### DATA SHOWN
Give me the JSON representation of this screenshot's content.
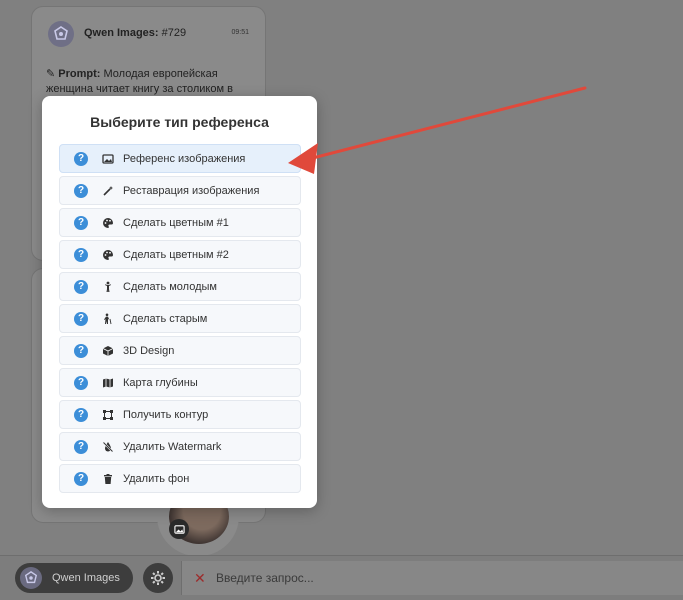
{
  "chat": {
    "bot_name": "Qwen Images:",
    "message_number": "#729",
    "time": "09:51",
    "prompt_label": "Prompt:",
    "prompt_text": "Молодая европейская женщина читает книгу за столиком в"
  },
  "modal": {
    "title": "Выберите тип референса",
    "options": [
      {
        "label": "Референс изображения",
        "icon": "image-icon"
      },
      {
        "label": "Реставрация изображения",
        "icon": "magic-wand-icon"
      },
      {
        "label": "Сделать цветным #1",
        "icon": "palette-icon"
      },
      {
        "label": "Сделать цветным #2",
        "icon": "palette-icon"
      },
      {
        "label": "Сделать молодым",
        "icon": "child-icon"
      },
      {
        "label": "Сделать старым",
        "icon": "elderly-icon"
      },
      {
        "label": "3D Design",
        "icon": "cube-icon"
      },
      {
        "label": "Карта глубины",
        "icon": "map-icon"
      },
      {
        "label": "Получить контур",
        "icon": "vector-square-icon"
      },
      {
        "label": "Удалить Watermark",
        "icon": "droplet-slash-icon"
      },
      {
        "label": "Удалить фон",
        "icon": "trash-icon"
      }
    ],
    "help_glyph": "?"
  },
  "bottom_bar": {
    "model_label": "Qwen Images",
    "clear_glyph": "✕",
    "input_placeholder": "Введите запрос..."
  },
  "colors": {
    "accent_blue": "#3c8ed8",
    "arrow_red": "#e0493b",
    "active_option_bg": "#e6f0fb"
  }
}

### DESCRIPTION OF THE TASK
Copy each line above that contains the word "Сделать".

### SOLUTION
        "label": "Сделать цветным #1",
        "label": "Сделать цветным #2",
        "label": "Сделать молодым",
        "label": "Сделать старым",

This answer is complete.